TASK ITEM: Your answer should consist of each line from the data below that contains "accent".
====
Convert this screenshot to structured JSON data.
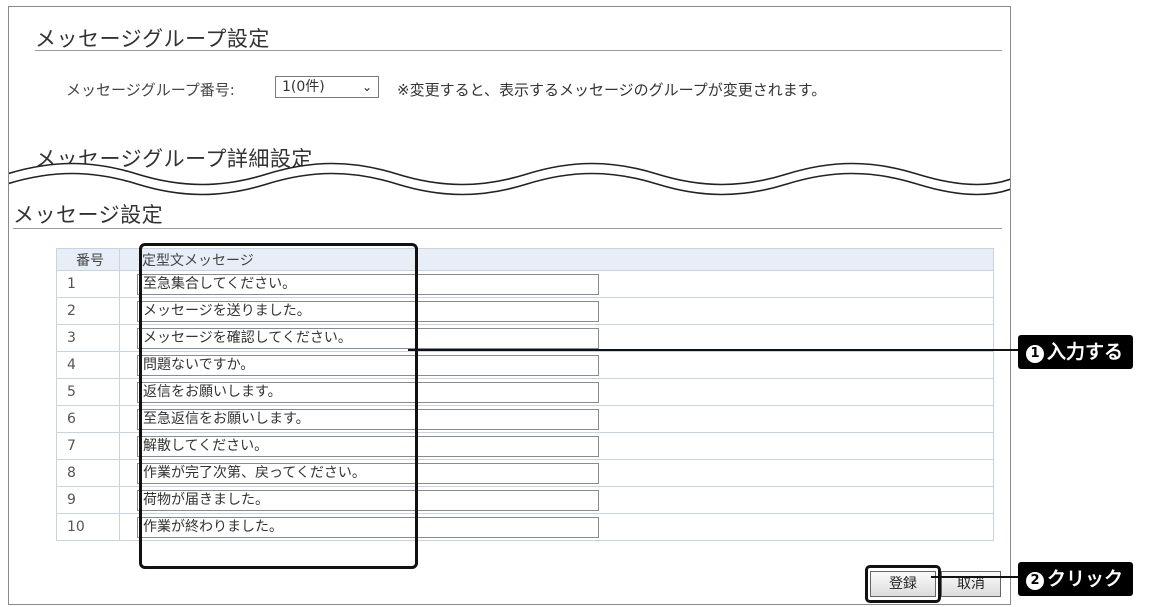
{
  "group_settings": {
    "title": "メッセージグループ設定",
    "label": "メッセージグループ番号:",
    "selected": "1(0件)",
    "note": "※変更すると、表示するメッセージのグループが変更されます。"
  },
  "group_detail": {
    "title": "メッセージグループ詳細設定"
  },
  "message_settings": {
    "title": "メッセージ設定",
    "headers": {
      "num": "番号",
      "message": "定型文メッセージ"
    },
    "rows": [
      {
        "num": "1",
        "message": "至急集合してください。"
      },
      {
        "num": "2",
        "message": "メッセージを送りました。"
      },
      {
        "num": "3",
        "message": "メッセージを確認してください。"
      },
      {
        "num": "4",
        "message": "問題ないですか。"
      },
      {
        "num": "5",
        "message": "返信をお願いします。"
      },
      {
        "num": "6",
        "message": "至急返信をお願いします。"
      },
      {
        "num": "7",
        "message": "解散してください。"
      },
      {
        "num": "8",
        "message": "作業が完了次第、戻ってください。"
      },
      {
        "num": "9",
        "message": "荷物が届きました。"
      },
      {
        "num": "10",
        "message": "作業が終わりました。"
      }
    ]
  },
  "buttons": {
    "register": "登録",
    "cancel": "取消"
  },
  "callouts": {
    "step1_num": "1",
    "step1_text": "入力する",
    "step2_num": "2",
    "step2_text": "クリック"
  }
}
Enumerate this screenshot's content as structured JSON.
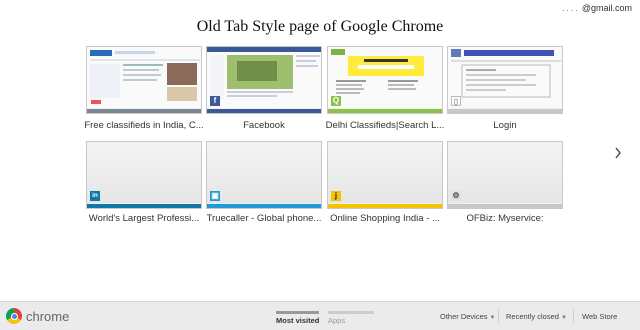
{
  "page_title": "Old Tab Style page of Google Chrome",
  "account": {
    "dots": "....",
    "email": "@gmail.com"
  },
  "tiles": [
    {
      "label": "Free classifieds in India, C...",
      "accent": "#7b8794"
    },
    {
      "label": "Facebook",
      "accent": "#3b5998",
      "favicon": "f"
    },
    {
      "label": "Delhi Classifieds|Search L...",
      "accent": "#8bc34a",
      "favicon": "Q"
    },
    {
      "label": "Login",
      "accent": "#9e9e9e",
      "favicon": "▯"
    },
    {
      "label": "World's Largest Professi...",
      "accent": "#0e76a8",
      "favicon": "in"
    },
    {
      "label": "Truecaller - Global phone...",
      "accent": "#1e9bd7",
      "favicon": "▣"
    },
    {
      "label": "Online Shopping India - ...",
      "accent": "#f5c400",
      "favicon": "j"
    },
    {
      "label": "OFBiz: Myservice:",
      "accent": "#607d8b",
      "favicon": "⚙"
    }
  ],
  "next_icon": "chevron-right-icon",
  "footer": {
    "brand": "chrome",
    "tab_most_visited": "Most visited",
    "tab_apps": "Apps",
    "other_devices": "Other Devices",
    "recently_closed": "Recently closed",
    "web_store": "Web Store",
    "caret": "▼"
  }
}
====
SOLUTION TO THIS PROBLEM:
      "accent": "#7b8794"
      "accent": "#3b5998",
      "accent": "#8bc34a",
      "accent": "#9e9e9e",
      "accent": "#0e76a8",
      "accent": "#1e9bd7",
      "accent": "#f5c400",
      "accent": "#607d8b",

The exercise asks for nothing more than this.